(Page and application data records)

□ □ □ □ □ □ □

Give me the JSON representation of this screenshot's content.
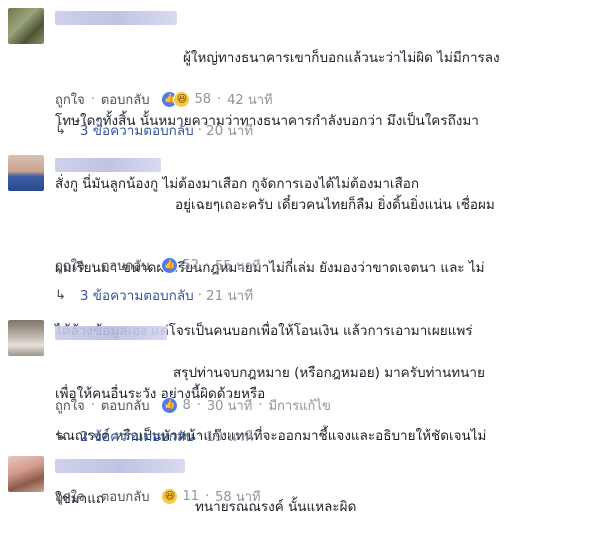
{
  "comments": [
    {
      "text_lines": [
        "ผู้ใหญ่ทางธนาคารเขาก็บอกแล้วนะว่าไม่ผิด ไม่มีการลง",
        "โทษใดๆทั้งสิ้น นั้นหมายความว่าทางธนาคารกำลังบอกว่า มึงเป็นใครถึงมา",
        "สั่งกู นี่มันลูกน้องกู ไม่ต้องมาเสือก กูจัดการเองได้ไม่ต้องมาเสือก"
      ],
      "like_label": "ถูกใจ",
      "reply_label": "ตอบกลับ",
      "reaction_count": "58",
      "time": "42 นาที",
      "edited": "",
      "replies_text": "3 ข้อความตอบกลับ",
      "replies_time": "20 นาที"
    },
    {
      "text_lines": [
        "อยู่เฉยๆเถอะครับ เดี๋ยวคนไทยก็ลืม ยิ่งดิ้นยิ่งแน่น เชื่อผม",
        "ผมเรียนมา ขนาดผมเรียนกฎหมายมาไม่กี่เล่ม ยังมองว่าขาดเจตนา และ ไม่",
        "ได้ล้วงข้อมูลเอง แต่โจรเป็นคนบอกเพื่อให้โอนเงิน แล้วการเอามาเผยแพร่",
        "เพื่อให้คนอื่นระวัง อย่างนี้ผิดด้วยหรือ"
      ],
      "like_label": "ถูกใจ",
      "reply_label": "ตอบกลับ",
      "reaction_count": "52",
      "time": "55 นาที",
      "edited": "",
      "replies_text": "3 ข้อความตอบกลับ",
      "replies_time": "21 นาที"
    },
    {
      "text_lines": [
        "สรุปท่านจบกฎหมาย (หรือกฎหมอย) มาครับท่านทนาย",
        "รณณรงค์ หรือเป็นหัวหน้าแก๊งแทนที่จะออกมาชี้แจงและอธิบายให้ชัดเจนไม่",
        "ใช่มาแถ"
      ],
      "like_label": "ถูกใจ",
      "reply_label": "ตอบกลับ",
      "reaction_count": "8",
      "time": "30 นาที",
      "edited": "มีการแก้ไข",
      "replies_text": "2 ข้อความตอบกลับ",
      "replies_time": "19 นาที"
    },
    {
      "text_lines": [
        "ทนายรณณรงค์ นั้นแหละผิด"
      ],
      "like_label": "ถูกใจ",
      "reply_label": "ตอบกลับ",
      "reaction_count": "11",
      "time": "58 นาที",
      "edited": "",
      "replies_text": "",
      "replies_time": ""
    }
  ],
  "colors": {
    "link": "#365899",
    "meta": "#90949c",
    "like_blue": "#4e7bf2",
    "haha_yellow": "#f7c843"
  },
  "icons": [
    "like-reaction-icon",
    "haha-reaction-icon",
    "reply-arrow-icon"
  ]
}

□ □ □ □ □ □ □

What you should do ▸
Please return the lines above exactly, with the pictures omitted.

Answer ▸
Give me the JSON representation of this screenshot's content.
{
  "comments": [
    {
      "text_lines": [
        "ผู้ใหญ่ทางธนาคารเขาก็บอกแล้วนะว่าไม่ผิด ไม่มีการลง",
        "โทษใดๆทั้งสิ้น นั้นหมายความว่าทางธนาคารกำลังบอกว่า มึงเป็นใครถึงมา",
        "สั่งกู นี่มันลูกน้องกู ไม่ต้องมาเสือก กูจัดการเองได้ไม่ต้องมาเสือก"
      ],
      "like_label": "ถูกใจ",
      "reply_label": "ตอบกลับ",
      "reaction_count": "58",
      "time": "42 นาที",
      "edited": "",
      "replies_text": "3 ข้อความตอบกลับ",
      "replies_time": "20 นาที"
    },
    {
      "text_lines": [
        "อยู่เฉยๆเถอะครับ เดี๋ยวคนไทยก็ลืม ยิ่งดิ้นยิ่งแน่น เชื่อผม",
        "ผมเรียนมา ขนาดผมเรียนกฎหมายมาไม่กี่เล่ม ยังมองว่าขาดเจตนา และ ไม่",
        "ได้ล้วงข้อมูลเอง แต่โจรเป็นคนบอกเพื่อให้โอนเงิน แล้วการเอามาเผยแพร่",
        "เพื่อให้คนอื่นระวัง อย่างนี้ผิดด้วยหรือ"
      ],
      "like_label": "ถูกใจ",
      "reply_label": "ตอบกลับ",
      "reaction_count": "52",
      "time": "55 นาที",
      "edited": "",
      "replies_text": "3 ข้อความตอบกลับ",
      "replies_time": "21 นาที"
    },
    {
      "text_lines": [
        "สรุปท่านจบกฎหมาย (หรือกฎหมอย) มาครับท่านทนาย",
        "รณณรงค์ หรือเป็นหัวหน้าแก๊งแทนที่จะออกมาชี้แจงและอธิบายให้ชัดเจนไม่",
        "ใช่มาแถ"
      ],
      "like_label": "ถูกใจ",
      "reply_label": "ตอบกลับ",
      "reaction_count": "8",
      "time": "30 นาที",
      "edited": "มีการแก้ไข",
      "replies_text": "2 ข้อความตอบกลับ",
      "replies_time": "19 นาที"
    },
    {
      "text_lines": [
        "ทนายรณณรงค์ นั้นแหละผิด"
      ],
      "like_label": "ถูกใจ",
      "reply_label": "ตอบกลับ",
      "reaction_count": "11",
      "time": "58 นาที",
      "edited": "",
      "replies_text": "",
      "replies_time": ""
    }
  ],
  "colors": {
    "link": "#365899",
    "meta": "#90949c",
    "like_blue": "#4e7bf2",
    "haha_yellow": "#f7c843"
  },
  "icons": [
    "like-reaction-icon",
    "haha-reaction-icon",
    "reply-arrow-icon"
  ]
}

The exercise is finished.